- [TASK REQUIREMENTS]: Give the data again in full, with every character unchanged.

- [DATA FOR THIS EXERCISE]:
-=-=-
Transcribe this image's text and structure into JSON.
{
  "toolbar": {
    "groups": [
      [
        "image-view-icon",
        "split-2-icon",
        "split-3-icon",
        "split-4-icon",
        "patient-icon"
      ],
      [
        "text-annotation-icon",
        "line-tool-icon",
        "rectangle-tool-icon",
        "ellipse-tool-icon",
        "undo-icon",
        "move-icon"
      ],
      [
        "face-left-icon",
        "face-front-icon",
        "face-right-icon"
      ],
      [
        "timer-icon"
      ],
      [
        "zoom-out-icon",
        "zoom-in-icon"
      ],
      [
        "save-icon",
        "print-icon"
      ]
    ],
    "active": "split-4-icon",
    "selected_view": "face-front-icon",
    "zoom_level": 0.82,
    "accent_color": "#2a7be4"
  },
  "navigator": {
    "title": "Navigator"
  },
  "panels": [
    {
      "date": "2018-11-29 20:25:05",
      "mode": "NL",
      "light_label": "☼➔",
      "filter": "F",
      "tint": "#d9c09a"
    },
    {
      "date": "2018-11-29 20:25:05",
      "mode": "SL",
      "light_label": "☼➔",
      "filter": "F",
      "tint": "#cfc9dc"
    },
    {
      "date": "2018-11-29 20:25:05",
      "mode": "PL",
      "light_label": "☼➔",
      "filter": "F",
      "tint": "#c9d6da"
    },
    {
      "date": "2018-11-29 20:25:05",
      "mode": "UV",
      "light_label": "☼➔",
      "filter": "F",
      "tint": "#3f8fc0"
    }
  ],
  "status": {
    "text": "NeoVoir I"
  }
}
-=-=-
- [ANSWER AREA]:
Transcribe this image's text and structure into JSON.
{
  "toolbar": {
    "groups": [
      [
        "image-view-icon",
        "split-2-icon",
        "split-3-icon",
        "split-4-icon",
        "patient-icon"
      ],
      [
        "text-annotation-icon",
        "line-tool-icon",
        "rectangle-tool-icon",
        "ellipse-tool-icon",
        "undo-icon",
        "move-icon"
      ],
      [
        "face-left-icon",
        "face-front-icon",
        "face-right-icon"
      ],
      [
        "timer-icon"
      ],
      [
        "zoom-out-icon",
        "zoom-in-icon"
      ],
      [
        "save-icon",
        "print-icon"
      ]
    ],
    "active": "split-4-icon",
    "selected_view": "face-front-icon",
    "zoom_level": 0.82,
    "accent_color": "#2a7be4"
  },
  "navigator": {
    "title": "Navigator"
  },
  "panels": [
    {
      "date": "2018-11-29 20:25:05",
      "mode": "NL",
      "light_label": "☼➔",
      "filter": "F",
      "tint": "#d9c09a"
    },
    {
      "date": "2018-11-29 20:25:05",
      "mode": "SL",
      "light_label": "☼➔",
      "filter": "F",
      "tint": "#cfc9dc"
    },
    {
      "date": "2018-11-29 20:25:05",
      "mode": "PL",
      "light_label": "☼➔",
      "filter": "F",
      "tint": "#c9d6da"
    },
    {
      "date": "2018-11-29 20:25:05",
      "mode": "UV",
      "light_label": "☼➔",
      "filter": "F",
      "tint": "#3f8fc0"
    }
  ],
  "status": {
    "text": "NeoVoir I"
  }
}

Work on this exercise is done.